The Porsche 550 was Porsche’s first production racing car. The car was completely street legal, so it could be driven to the races and back home. A really special engine was developed for it, engineered by Ernst Fuhrmann. It was a flat DOHC engine, meaning it had 4 overhead camshafts like the Porsche type 360 design for Formula 1. Although with just 4 cylinders, the engine was really complicated and took a lot of time to build. Compared to the “regular” 1500 cc engine in the 356, the Fuhrmann 1500 didn’t have anything in common with it. The 4-cam Porsche engine developed twice the power compared to the single-cam unit based on the pre-war Volkswagen design (which was also a Porsche design). In all, 90 Porsche 550 cars were built, including 15 prototypes. The 1956 version of the Porsche 550 was known as the 550A. It had a lighter and more rigid spaceframe chassis, and gave Porsche its first overall win in a major sports car racing event, the 1956 Targa Florio. 40 units were made. See all our Porsche 550 Research.

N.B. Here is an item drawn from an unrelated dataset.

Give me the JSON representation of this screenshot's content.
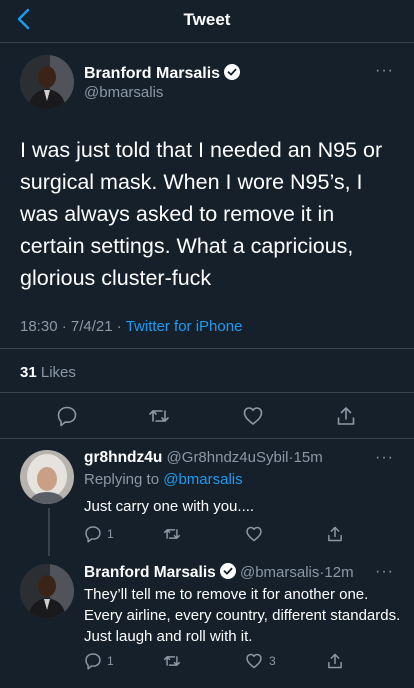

The 550A was based on Porsche’s first purpose-built racing car, the mid-engined RS 550 Spyder. Appearing at the end of 1956, the 550A differed from its predecessor by use of a full tube spaceframe with several rear supportive cross-members, rather than the heavier welded-up sheet steel internal structure of the 550. The rear swing axles of the 550 were replaced by a new low-pivot arrangement that made handling much more predictable.
In 1953 Porsche created a series of 550 prototypes and 550-03 became the most important car in Porsche history by winning the 1954 Carrera Panamerica with Hans Herrmann at the wheel. This singular victory lent the Carrera nameplate to future models and also marked the first international victory of a mid-engine car. Only 15 prototypes were made until regular production began in 1954 of the Porsche RS Spyder.
One year before Porsche started production of the legendary RS Spyder, they experimented several unique 550 Prototypes. Two of these were fitted with removable hardtops that transformed the diminutive roadster into a sleek coupe. These were quite successful on faster circuits, but the roadster was later preferred as a more saleable car. The Coupes were retained by the factory to contest the Carrera Panamericana race.
The Porsche 550 Spyder was introduced at the 1953 Paris Auto Show. It was simple, small and packed a real punch. It was Porsche's first production racing car. The car was completely street legal, so it could be driven to the races and back home. A really special engine was developed for it, engineered by Ernst Fuhrmann. It was a flat DOHC engine, meaning it had 4 overhead camshafts like the Porsche type 360 design for Formula 1.